The play starts just before midnight, on New Year’s Eve 1965, seventy years after the death of Dracula. A woman enters a police station and declares herself to be both a murderer and Mina Harker. Initially dismissive, the two interrogating police officers are drawn into her tale, as is the audience.
Multimedia innovators imitating the dog have taken their skills to new heights in this production. Characters step off, or sometimes stay on, the pages of a graphic novel that forms a constantly changing backdrop. Live action and video technology work seamlessly together to engage the audience, the technology a tool in the storytelling that adds pace, tension and new perspectives.
Screens project a collage of live footage and digital backdrops. The methodology allows the three actors to expand the character list and to visit different locations. The stage remains a static interview room with a table, three chairs and video cameras, Covid secure as they remain separated from each other whilst appearing to mingle. Mina is able to relive events from her past. The police officers can exit the interview room to discuss the case.
Riana Duce gives a great performance, reflecting the Victorian expectations placed upon women and the emotional turmoil experienced by Mina. The story completely shifts the narrative, from the male characters in Dracula to Mina. In the process it raises questions about the role of power in the distortion of history.
Adela Rajnović and Matt Prendergast play the police officers and multiple other characters. They have performed in this format before and put in skilled performances. The roles are demanding, requiring them to film, change character and manipulate their bodies in order to appear in screen projections from different perspectives.
All three actors show great range. Some of the dialogue is in languages other than English. This is delivered with confidence and translated in the speech bubbles of graphic novel characters, just one example of how technology is used here to make the production more believable and powerful. This is technology that enhances, rather than replaces, the theatrical experience. One of the most effective elements is the use of shadows, a technique as old as theatre itself, which is employed by actors as well as the graphic artist.
This is a dark, gothic story but there are light tones. Mina takes us on a journey through her life. She shows us the highs and lows, the joy and despair. Her attempts to use her powers to influence the future encourage the audience to reflect upon the nature of history and whether individuals can make a difference to world events.
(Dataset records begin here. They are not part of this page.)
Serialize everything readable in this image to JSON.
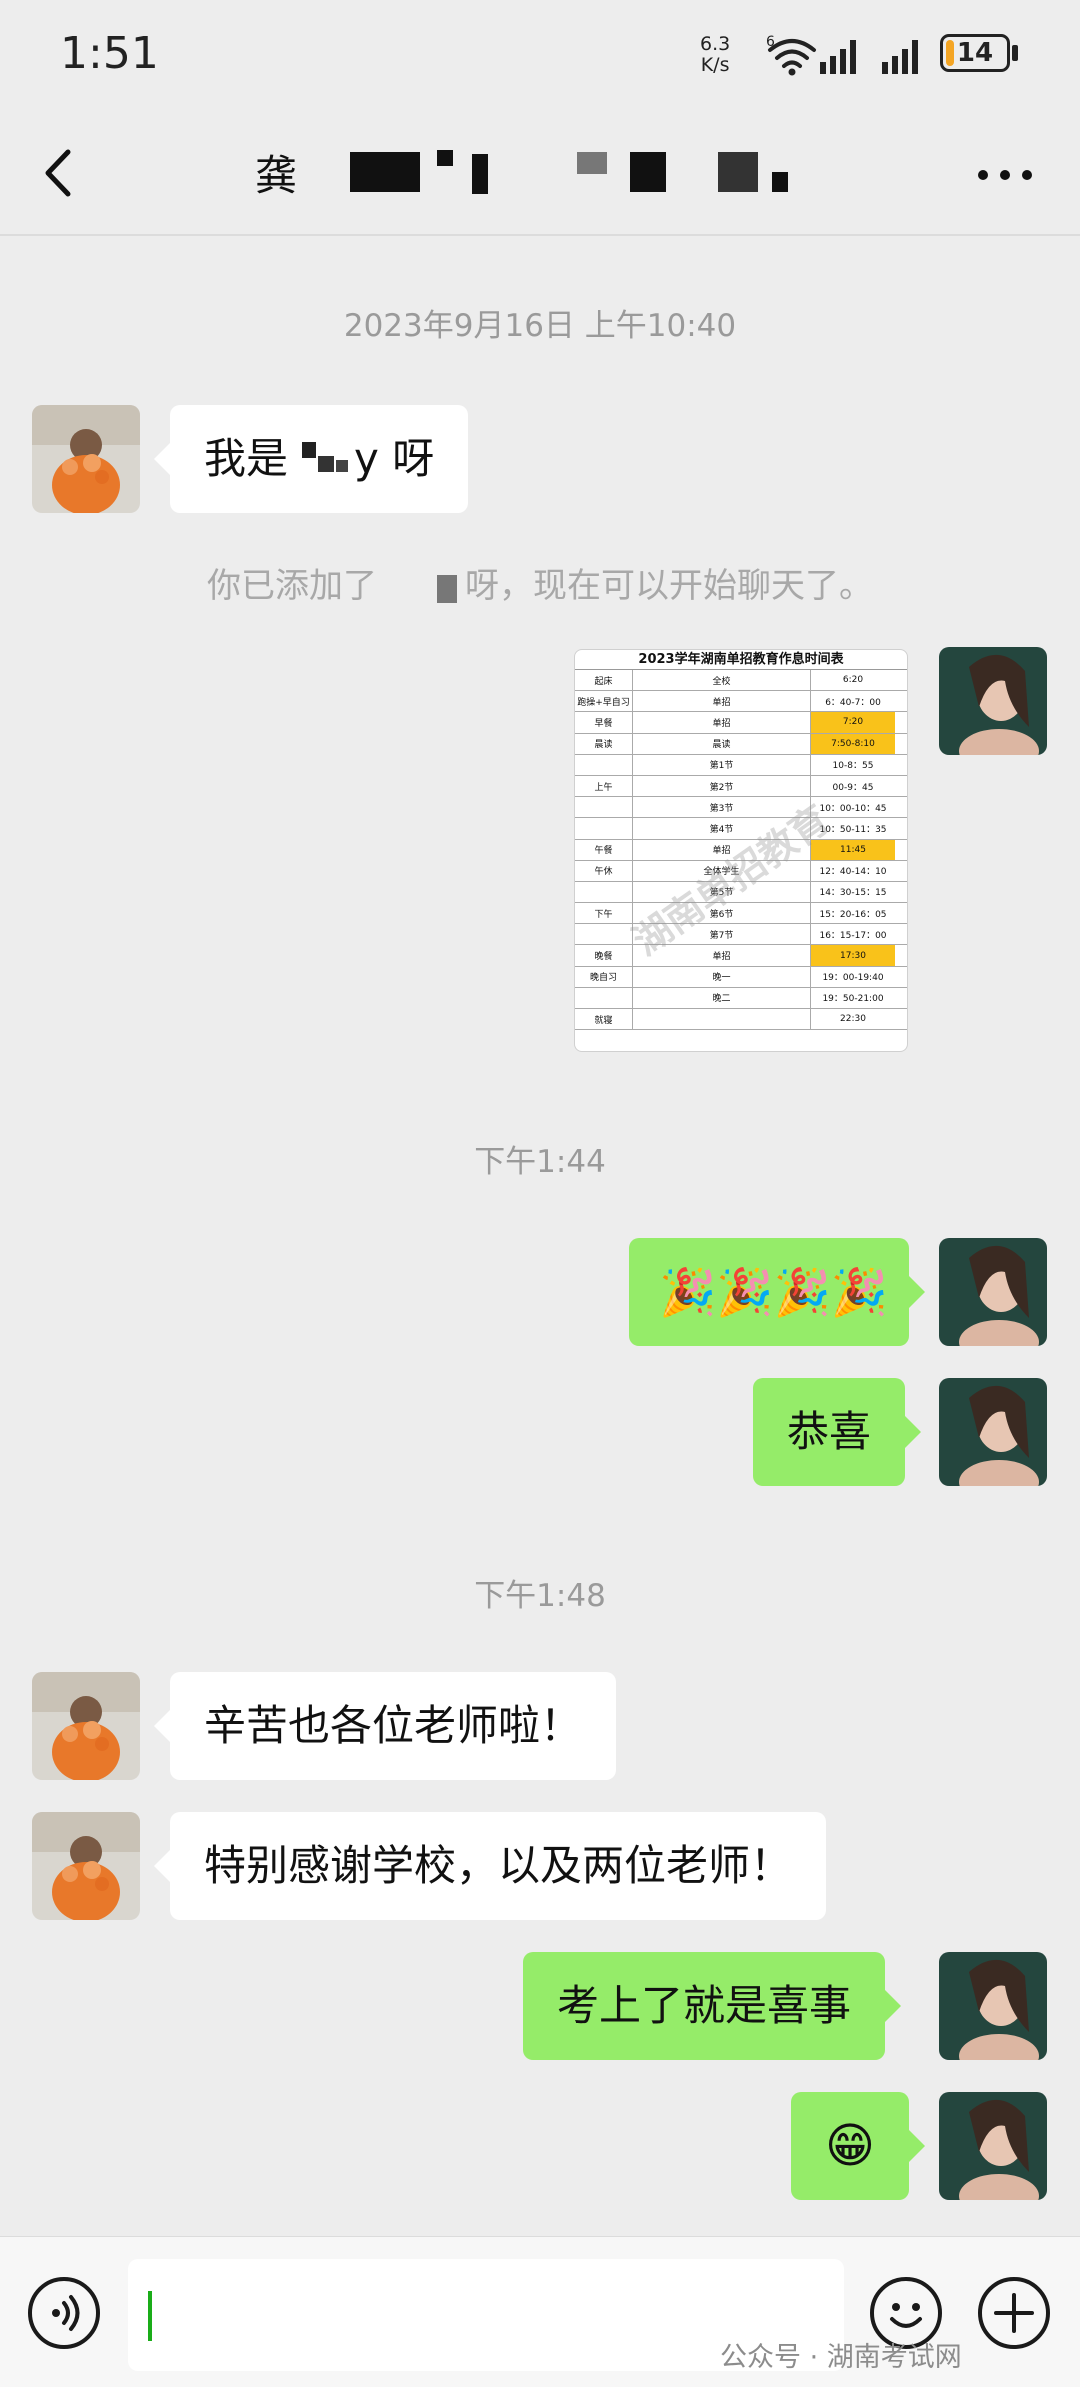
{
  "status_bar": {
    "time": "1:51",
    "net_speed_value": "6.3",
    "net_speed_unit": "K/s",
    "battery": "14",
    "battery_level": 0.14
  },
  "header": {
    "title_visible_char": "龚",
    "back_icon": "chevron-left-icon",
    "more_icon": "more-dots-icon"
  },
  "chat": {
    "timestamp_1": "2023年9月16日 上午10:40",
    "msg_1": {
      "text_a": "我是",
      "text_b": "y 呀",
      "side": "left"
    },
    "system_notice": {
      "text_a": "你已添加了",
      "text_b": "呀，现在可以开始聊天了。"
    },
    "image_msg": {
      "title": "2023学年湖南单招教育作息时间表",
      "rows": [
        [
          "起床",
          "全校",
          "6:20"
        ],
        [
          "跑操+早自习",
          "单招",
          "6：40-7：00"
        ],
        [
          "早餐",
          "单招",
          "7:20"
        ],
        [
          "晨读",
          "晨读",
          "7:50-8:10"
        ],
        [
          "",
          "第1节",
          "10-8：55"
        ],
        [
          "上午",
          "第2节",
          "00-9：45"
        ],
        [
          "",
          "第3节",
          "10：00-10：45"
        ],
        [
          "",
          "第4节",
          "10：50-11：35"
        ],
        [
          "午餐",
          "单招",
          "11:45"
        ],
        [
          "午休",
          "全体学生",
          "12：40-14：10"
        ],
        [
          "",
          "第5节",
          "14：30-15：15"
        ],
        [
          "下午",
          "第6节",
          "15：20-16：05"
        ],
        [
          "",
          "第7节",
          "16：15-17：00"
        ],
        [
          "晚餐",
          "单招",
          "17:30"
        ],
        [
          "晚自习",
          "晚一",
          "19：00-19:40"
        ],
        [
          "",
          "晚二",
          "19：50-21:00"
        ],
        [
          "就寝",
          "",
          "22:30"
        ]
      ],
      "highlight_rows": [
        2,
        3,
        8,
        13
      ]
    },
    "timestamp_2": "下午1:44",
    "msg_2": {
      "emoji": "🎉🎉🎉🎉",
      "side": "right"
    },
    "msg_3": {
      "text": "恭喜",
      "side": "right"
    },
    "timestamp_3": "下午1:48",
    "msg_4": {
      "text": "辛苦也各位老师啦！",
      "side": "left"
    },
    "msg_5": {
      "text": "特别感谢学校，以及两位老师！",
      "side": "left"
    },
    "msg_6": {
      "text": "考上了就是喜事",
      "side": "right"
    },
    "msg_7": {
      "emoji": "😁",
      "side": "right"
    }
  },
  "input_bar": {
    "voice_icon": "voice-icon",
    "emoji_icon": "emoji-icon",
    "plus_icon": "plus-icon",
    "footer_watermark": "公众号 · 湖南考试网"
  },
  "colors": {
    "background": "#ededed",
    "bubble_self": "#95ec69",
    "bubble_other": "#ffffff",
    "battery_fill": "#f4a524",
    "highlight": "#f9c21a"
  }
}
The production is written and directed by imitating the dog’s co-artistic directors Andrew Quick and Pete Brooks. Their approach is about collaboration and teamwork. Riana Duce on the company’s website writes about how starting rehearsals was to be ‘ in the thick of creating, of problem-solving and story-building’. Credit also needs to be given to the design work of Laura Hopkins and lighting by Andrew Crofts. This is a true ensemble piece where the actors are only part of a polished production.
I have one small quibble: I wish they hadn’t used a spider walking across the screen as a motif. Spiders play no part in the aspects of the Dracula story referred to in this tale. The wolves and flies fitted but the spider seemed to be a metaphor for evil. As someone who is trying to educate children about the ecological importance of spiders, this frustrates me. Every autumn we have scare stories about spider bites. It’s a shame when our culture promotes a fear of spiders. On the other hand, it was a very beautiful spider.
Despite this reservation I would wholly recommend a visit to see Dracula – The Untold Story. This was my first visit to Leeds Playhouse since 2020. My last planned trip was to be my first press review. Fortunately, I listened to the news before leaving the house, and heard that theatres across the country had just closed. This was a great return. If this production represents the quality of shows to come then we are in for a treat.
Dracula – The Untold Story, co-produced by imitating the dog and Leeds Playhouse. Performances at the Playhouse continue until 9 October, then touring till November.
Photographs provided by Duncan Clarke PR.